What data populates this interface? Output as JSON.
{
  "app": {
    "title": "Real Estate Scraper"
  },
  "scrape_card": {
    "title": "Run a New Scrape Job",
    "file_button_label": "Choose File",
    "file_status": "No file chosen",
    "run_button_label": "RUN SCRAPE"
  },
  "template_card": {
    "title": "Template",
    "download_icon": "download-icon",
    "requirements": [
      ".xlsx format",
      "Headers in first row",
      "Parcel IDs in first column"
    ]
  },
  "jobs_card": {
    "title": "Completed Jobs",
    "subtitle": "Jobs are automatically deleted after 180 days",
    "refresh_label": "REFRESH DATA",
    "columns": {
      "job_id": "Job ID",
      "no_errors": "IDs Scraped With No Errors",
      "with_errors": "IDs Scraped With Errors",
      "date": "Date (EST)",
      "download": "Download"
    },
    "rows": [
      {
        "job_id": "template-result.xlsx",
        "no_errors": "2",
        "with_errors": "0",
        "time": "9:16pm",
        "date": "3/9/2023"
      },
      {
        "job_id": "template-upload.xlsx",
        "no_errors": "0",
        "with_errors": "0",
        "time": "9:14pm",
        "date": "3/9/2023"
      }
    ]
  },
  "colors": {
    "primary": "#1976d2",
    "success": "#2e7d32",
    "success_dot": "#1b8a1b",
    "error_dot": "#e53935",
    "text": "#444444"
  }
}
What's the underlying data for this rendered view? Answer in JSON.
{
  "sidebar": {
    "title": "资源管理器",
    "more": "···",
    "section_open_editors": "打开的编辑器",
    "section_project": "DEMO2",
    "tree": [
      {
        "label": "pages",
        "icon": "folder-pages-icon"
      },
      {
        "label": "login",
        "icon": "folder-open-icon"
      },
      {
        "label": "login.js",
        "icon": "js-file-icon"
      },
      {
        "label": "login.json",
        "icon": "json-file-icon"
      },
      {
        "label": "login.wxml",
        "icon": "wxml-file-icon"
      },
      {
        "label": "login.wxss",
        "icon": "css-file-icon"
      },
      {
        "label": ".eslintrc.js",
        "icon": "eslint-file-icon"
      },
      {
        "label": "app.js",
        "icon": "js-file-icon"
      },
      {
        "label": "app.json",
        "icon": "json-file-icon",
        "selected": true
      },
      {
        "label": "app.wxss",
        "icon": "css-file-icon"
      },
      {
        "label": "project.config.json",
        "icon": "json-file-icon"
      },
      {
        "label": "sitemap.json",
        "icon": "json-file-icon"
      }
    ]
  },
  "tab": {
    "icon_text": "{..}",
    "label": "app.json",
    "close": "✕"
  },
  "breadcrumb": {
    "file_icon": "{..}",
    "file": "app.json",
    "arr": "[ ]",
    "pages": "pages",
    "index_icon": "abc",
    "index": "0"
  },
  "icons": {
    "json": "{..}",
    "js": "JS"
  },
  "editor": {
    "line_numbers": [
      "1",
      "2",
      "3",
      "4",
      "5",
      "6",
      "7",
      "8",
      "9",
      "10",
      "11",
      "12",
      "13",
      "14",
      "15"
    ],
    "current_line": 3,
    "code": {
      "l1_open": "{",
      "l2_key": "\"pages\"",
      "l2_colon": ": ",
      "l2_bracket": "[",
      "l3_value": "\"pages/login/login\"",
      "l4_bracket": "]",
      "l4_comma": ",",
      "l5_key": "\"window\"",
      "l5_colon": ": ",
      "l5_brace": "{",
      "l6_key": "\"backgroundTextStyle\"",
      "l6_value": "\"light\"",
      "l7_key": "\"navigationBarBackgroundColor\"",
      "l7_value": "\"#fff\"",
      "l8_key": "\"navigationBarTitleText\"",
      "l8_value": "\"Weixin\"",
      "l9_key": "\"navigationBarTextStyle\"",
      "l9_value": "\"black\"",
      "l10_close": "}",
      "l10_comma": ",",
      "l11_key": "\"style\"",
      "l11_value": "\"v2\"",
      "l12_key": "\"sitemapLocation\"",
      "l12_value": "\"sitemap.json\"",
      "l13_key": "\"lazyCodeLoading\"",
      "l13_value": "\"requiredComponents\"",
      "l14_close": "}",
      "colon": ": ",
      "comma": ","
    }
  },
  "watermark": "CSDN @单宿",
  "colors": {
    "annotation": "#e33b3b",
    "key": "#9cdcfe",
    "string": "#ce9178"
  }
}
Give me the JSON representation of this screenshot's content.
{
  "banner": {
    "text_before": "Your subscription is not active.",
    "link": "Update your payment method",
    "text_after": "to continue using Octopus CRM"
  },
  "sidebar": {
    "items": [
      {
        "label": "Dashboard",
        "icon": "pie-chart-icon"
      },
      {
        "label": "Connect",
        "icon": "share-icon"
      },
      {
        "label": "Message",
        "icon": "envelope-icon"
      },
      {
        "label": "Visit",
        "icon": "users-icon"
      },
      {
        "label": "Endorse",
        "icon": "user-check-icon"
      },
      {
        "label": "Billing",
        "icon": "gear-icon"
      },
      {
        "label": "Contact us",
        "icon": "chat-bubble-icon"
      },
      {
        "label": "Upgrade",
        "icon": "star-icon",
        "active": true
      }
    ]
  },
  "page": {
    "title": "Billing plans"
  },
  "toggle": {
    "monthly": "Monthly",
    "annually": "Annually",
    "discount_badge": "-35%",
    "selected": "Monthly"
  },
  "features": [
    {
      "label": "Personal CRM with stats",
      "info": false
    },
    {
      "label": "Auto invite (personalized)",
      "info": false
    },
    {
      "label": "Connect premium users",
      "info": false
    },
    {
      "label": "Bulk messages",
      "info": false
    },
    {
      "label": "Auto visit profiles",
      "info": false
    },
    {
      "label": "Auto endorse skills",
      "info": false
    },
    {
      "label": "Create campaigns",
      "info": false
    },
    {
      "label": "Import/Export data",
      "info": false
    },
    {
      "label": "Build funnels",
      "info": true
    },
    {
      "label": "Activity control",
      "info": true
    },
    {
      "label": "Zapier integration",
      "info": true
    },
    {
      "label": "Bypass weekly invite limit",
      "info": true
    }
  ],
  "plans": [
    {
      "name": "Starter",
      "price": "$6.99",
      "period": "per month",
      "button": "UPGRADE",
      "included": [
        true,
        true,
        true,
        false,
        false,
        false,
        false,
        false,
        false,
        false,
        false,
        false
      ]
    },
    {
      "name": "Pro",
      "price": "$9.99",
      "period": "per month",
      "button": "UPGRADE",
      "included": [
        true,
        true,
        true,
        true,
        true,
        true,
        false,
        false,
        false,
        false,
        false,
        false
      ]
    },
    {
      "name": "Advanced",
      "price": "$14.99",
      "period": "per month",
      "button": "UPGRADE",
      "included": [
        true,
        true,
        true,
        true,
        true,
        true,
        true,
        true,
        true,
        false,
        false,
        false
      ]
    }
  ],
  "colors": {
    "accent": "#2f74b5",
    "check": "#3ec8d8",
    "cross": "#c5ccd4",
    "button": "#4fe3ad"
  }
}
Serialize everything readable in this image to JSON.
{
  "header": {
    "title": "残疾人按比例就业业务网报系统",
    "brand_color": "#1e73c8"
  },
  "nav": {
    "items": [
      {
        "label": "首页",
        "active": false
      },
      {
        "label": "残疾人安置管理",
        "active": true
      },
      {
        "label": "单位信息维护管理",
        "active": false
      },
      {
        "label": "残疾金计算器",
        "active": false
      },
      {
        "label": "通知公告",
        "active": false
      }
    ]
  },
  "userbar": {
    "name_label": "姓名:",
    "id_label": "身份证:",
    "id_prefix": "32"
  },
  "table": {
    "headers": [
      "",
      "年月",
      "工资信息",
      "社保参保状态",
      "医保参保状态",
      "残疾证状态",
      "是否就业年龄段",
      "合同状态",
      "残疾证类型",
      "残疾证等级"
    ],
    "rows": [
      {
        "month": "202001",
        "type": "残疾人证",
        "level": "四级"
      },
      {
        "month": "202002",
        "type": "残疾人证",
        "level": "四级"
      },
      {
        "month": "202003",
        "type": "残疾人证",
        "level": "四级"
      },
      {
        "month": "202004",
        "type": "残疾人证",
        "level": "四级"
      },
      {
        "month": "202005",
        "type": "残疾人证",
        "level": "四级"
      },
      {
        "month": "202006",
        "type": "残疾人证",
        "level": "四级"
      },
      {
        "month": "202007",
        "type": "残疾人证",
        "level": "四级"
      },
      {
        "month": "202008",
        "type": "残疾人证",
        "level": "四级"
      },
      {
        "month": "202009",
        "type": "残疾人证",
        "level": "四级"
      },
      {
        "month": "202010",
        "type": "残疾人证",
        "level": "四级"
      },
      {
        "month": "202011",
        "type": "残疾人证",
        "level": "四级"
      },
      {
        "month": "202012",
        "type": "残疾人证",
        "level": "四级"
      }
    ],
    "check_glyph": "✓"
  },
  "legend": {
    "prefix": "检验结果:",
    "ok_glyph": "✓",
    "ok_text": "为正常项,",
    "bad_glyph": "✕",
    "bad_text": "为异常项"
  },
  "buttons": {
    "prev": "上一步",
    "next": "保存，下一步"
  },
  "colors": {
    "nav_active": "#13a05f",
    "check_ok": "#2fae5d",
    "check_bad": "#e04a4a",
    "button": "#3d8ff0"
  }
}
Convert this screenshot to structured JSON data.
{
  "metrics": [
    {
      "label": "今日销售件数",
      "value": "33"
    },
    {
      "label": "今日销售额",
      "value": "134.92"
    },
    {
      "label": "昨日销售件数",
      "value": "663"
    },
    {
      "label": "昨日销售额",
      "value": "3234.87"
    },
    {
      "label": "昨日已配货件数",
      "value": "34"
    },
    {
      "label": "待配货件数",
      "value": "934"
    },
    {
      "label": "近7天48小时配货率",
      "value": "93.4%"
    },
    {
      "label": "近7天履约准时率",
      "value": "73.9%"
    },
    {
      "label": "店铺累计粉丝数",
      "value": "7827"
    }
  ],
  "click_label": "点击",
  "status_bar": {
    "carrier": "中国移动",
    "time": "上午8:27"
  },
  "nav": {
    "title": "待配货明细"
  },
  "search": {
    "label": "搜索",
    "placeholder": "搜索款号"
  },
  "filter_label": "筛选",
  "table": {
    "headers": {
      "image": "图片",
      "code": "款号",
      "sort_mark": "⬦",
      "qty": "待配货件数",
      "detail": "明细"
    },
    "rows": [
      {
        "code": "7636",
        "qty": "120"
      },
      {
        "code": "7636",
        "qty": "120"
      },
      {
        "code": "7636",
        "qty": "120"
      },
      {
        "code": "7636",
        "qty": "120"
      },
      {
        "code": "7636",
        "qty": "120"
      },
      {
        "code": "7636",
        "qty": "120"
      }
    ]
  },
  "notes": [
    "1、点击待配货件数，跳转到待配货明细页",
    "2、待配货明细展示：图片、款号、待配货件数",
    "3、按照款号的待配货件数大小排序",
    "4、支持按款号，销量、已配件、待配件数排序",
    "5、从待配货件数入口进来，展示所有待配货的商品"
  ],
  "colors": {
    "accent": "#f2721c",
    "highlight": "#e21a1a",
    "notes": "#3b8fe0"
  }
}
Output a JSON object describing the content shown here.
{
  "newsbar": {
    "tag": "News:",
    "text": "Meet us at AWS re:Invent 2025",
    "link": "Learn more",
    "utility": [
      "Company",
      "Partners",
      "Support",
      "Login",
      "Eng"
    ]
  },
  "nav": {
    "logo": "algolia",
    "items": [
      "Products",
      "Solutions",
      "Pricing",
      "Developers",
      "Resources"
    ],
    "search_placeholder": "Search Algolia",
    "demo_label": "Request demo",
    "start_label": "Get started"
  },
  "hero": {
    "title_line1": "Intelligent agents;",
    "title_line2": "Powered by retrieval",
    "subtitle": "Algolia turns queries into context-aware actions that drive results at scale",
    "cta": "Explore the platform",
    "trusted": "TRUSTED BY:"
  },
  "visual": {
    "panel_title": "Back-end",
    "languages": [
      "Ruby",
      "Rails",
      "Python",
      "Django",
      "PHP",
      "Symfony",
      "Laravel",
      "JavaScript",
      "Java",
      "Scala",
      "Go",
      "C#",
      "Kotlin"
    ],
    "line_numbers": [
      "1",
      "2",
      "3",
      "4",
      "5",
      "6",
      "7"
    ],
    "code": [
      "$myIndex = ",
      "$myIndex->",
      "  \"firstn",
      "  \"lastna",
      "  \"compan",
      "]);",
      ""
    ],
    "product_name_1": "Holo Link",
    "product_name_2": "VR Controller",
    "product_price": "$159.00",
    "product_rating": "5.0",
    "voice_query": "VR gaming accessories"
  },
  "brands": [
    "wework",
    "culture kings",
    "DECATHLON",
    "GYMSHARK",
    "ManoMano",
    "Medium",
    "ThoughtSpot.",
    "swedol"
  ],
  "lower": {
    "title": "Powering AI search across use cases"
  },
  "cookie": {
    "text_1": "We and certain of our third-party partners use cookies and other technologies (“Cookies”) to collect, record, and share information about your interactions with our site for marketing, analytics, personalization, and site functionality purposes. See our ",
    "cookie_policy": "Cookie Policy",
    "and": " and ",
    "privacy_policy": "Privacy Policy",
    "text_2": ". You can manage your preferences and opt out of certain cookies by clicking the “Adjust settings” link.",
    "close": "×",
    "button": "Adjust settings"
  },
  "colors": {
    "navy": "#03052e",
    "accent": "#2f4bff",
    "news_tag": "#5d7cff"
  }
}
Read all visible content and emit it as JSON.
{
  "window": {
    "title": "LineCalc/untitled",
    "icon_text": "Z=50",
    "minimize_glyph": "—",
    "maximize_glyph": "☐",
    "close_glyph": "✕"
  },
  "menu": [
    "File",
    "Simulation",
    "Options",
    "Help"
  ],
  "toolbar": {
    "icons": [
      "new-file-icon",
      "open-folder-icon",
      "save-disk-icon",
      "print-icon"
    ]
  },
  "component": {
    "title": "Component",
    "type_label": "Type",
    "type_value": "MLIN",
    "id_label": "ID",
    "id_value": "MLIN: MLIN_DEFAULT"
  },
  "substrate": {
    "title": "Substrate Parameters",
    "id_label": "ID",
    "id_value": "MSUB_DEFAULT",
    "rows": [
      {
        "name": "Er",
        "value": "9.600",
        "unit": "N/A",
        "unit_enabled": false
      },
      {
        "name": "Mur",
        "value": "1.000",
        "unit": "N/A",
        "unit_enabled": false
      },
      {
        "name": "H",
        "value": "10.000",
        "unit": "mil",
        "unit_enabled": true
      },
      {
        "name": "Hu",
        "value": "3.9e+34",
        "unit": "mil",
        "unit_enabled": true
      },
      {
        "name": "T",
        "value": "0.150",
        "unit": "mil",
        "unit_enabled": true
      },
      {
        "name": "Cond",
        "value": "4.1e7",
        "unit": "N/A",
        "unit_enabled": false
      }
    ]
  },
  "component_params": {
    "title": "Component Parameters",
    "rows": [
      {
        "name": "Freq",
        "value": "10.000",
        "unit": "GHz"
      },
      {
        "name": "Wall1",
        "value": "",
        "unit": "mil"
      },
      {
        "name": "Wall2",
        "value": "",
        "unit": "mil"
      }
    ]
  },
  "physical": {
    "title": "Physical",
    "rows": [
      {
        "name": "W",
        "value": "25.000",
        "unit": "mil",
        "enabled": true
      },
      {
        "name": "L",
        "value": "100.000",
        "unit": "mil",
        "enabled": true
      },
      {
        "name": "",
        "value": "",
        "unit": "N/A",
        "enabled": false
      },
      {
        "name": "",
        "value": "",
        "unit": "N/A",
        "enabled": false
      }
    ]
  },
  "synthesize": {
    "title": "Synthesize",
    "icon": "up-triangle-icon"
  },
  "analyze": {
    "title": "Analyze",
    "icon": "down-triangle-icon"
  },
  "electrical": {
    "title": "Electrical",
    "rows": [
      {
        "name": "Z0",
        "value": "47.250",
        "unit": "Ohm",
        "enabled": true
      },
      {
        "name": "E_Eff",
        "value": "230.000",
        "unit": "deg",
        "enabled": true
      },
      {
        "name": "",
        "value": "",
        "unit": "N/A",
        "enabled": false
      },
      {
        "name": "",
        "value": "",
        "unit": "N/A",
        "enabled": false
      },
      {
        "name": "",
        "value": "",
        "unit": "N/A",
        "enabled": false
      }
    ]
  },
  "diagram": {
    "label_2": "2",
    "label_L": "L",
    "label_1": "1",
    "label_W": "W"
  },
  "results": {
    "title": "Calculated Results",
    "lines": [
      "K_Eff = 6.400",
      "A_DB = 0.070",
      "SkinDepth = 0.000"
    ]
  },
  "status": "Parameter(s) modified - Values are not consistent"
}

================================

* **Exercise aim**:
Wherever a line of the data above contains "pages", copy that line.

* **Completed task**:
        "label": "pages",
        "icon": "folder-pages-icon"
    "pages": "pages",
      "l2_key": "\"pages\"",
      "l3_value": "\"pages/login/login\"",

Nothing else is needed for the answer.